There may be statistically defensible moderation when combining the marks from each component to ensure consistency of marking between markers, and alignment of final grades with unit outcomes.

Assignments submitted after the due date will receive a 5% penalty per day. Assignments more than 10 days late receive 0.
Prescribed Text/s: Note: Students are expected to have a personal copy of all books listed.
  • FORTRAN FOR SCIENTISTS & ENGINEERS
Recommended Reference/s: Note: References are provided for guidance purposes only. Students are advised to consult these books in the university library. Purchase is not required.

Note that the "Weeks" referred to in this Schedule are those of the official university semester calendar https://web.timetable.usyd.edu.au/calendar.jsp

Week Description
Week 1 Lecture: Introduction
Lecture: Compiled Languages, Fortran, C
Week 2 Lecture: High Performance Computing
Lecture: Parallel Programing, MPI
Week 3 Lecture: Parallel Linear Solvers
Lecture: Efficient Coding
Week 4 Lecture: Krylov Space Solvers
Lecture: Krylov Space solvers
Week 5 Lecture: Multigrid Solvers
Lecture: Linear Solvers
Week 6 Lecture: Spectral Methods
Lecture: Spectral Methods
Assessment Due: Assignment 1
Week 7 Lecture: Quiz 1
Lecture: Numerical Dispersion
Assessment Due: Quiz 1
Week 8 Lecture: Numerical Dissipation and Dispersion
Lecture: Higher Order Schemes
Week 9 Lecture: Applications, CFD
Week 10 Lecture: Applications, hyperbolic equations
Assessment Due: Assignment 2
Week 11 Lecture: Quiz 2
Lecture: Applications
Assessment Due: Quiz 2
Week 12 Lecture: Guest Lecture
Lecture: Review
Week 13 Project Presentations
Assessment Due: Major Project

Course Relations

The following is a list of courses which have added this Unit to their structure.

Course Year(s) Offered
Aeronautical Mid-Year 2016, 2017, 2018, 2019, 2020
Aeronautical 2016, 2017, 2018, 2019, 2020
Mechanical Mid-Year 2019, 2020
Mechanical/ Project Management 2019, 2020
Mechanical 2019, 2020
Mechanical / Arts 2019, 2020
Mechanical / Commerce 2019, 2020
Mechanical / Science 2019, 2020
Mechanical/Science(Health) 2019, 2020
Mechanical / Law 2019, 2020
Master of Engineering 2017, 2018, 2019, 2020
Mechanical/Science (Medical Science Stream) 2019, 2020
Master of Professional Engineering (Accelerated) (Aerospace) 2019, 2020
Master of Professional Engineering (Aerospace) 2017, 2018, 2019, 2020
Master of Professional Engineering (Accelerated) (Mechanical) 2019, 2020
Master of Professional Engineering (Mechanical) 2017, 2018, 2019, 2020

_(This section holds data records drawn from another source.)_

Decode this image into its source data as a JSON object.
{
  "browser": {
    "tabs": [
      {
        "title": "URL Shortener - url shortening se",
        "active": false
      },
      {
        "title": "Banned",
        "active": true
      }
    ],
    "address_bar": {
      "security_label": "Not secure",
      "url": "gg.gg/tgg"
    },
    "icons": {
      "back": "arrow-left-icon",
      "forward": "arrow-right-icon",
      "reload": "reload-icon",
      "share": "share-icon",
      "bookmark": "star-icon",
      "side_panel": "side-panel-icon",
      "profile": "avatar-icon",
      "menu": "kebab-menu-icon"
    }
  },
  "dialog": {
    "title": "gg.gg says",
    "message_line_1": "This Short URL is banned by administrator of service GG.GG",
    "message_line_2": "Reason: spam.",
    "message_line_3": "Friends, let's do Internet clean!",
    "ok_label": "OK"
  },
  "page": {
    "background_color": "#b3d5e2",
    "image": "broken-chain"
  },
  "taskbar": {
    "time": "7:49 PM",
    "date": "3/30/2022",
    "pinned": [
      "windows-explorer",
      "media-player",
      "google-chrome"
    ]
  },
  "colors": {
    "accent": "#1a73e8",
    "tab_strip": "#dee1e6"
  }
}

Course Goals

This unit contributes to the achievement of the following course goals:

Attribute Practiced Assessed
(7) Project and Team Skills (Level 4) Yes 6%
(8) Professional Effectiveness and Ethical Conduct (Level 3) Yes 4%
(4) Design (Level 4) Yes 8%
(3) Problem Solving and Inventiveness (Level 4) Yes 4%
(2) Engineering/ IT Specialisation (Level 5) Yes 23%
(1) Maths/ Science Methods and Tools (Level 5) Yes 55%

These goals are selected from Engineering & IT Graduate Outcomes Table 2018 which defines overall goals for courses where this unit is primarily offered. See Engineering & IT Graduate Outcomes Table 2018 for details of the attributes and levels to be developed in the course as a whole. Percentage figures alongside each course goal provide a rough indication of their relative weighting in assessment for this unit. Note that not all goals are necessarily part of assessment. Some may be more about practice activity. See Learning outcomes for details of what is assessed in relation to each goal and Assessment for details of how the outcome is assessed. See Attributes for details of practice provided for each goal.